--- Material to process ---
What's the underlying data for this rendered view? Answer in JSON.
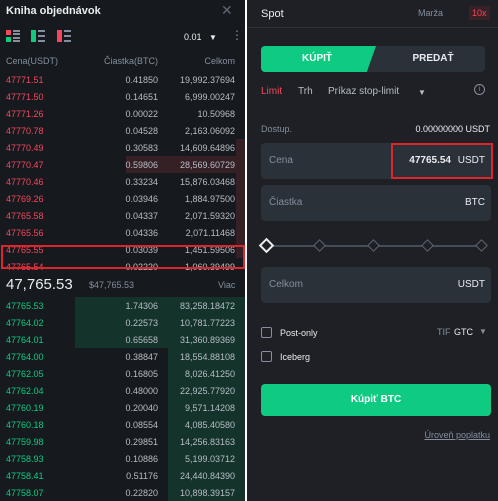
{
  "order_book": {
    "title": "Kniha objednávok",
    "precision": "0.01",
    "columns": {
      "price": "Cena(USDT)",
      "amount": "Čiastka(BTC)",
      "total": "Celkom"
    },
    "asks": [
      {
        "price": "47771.51",
        "amount": "0.41850",
        "total": "19,992.37694",
        "depth": 0
      },
      {
        "price": "47771.50",
        "amount": "0.14651",
        "total": "6,999.00247",
        "depth": 0
      },
      {
        "price": "47771.26",
        "amount": "0.00022",
        "total": "10.50968",
        "depth": 0
      },
      {
        "price": "47770.78",
        "amount": "0.04528",
        "total": "2,163.06092",
        "depth": 0
      },
      {
        "price": "47770.49",
        "amount": "0.30583",
        "total": "14,609.64896",
        "depth": 0.05
      },
      {
        "price": "47770.47",
        "amount": "0.59806",
        "total": "28,569.60729",
        "depth": 0.7
      },
      {
        "price": "47770.46",
        "amount": "0.33234",
        "total": "15,876.03468",
        "depth": 0.05
      },
      {
        "price": "47769.26",
        "amount": "0.03946",
        "total": "1,884.97500",
        "depth": 0.05
      },
      {
        "price": "47765.58",
        "amount": "0.04337",
        "total": "2,071.59320",
        "depth": 0.05
      },
      {
        "price": "47765.56",
        "amount": "0.04336",
        "total": "2,071.11468",
        "depth": 0.05
      },
      {
        "price": "47765.55",
        "amount": "0.03039",
        "total": "1,451.59506",
        "depth": 0.05
      },
      {
        "price": "47765.54",
        "amount": "0.02220",
        "total": "1,060.39499",
        "depth": 0
      }
    ],
    "last_price": "47,765.53",
    "last_price_usd": "$47,765.53",
    "more_label": "Viac",
    "bids": [
      {
        "price": "47765.53",
        "amount": "1.74306",
        "total": "83,258.18472",
        "depth": 1.0
      },
      {
        "price": "47764.02",
        "amount": "0.22573",
        "total": "10,781.77223",
        "depth": 1.0
      },
      {
        "price": "47764.01",
        "amount": "0.65658",
        "total": "31,360.89369",
        "depth": 1.0
      },
      {
        "price": "47764.00",
        "amount": "0.38847",
        "total": "18,554.88108",
        "depth": 0.45
      },
      {
        "price": "47762.05",
        "amount": "0.16805",
        "total": "8,026.41250",
        "depth": 0.45
      },
      {
        "price": "47762.04",
        "amount": "0.48000",
        "total": "22,925.77920",
        "depth": 0.45
      },
      {
        "price": "47760.19",
        "amount": "0.20040",
        "total": "9,571.14208",
        "depth": 0.45
      },
      {
        "price": "47760.18",
        "amount": "0.08554",
        "total": "4,085.40580",
        "depth": 0.45
      },
      {
        "price": "47759.98",
        "amount": "0.29851",
        "total": "14,256.83163",
        "depth": 0.45
      },
      {
        "price": "47758.93",
        "amount": "0.10886",
        "total": "5,199.03712",
        "depth": 0.45
      },
      {
        "price": "47758.41",
        "amount": "0.51176",
        "total": "24,440.84390",
        "depth": 0.45
      },
      {
        "price": "47758.07",
        "amount": "0.22820",
        "total": "10,898.39157",
        "depth": 0.45
      }
    ]
  },
  "trade_panel": {
    "tabs": {
      "spot": "Spot",
      "margin": "Marža",
      "leverage": "10x"
    },
    "buy_label": "KÚPIŤ",
    "sell_label": "PREDAŤ",
    "order_types": {
      "limit": "Limit",
      "market": "Trh",
      "stop_limit": "Príkaz stop-limit"
    },
    "available_label": "Dostup.",
    "available_value": "0.00000000 USDT",
    "price_field": {
      "label": "Cena",
      "value": "47765.54",
      "unit": "USDT"
    },
    "amount_field": {
      "label": "Čiastka",
      "unit": "BTC"
    },
    "total_field": {
      "label": "Celkom",
      "unit": "USDT"
    },
    "slider_percent": 0,
    "post_only_label": "Post-only",
    "iceberg_label": "Iceberg",
    "tif_label": "TIF",
    "tif_value": "GTC",
    "buy_button": "Kúpiť BTC",
    "fee_link": "Úroveň poplatku"
  },
  "colors": {
    "ask": "#f6465d",
    "bid": "#0ecb81",
    "highlight": "#e0242c",
    "accent": "#f0b90b"
  }
}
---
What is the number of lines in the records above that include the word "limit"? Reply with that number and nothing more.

2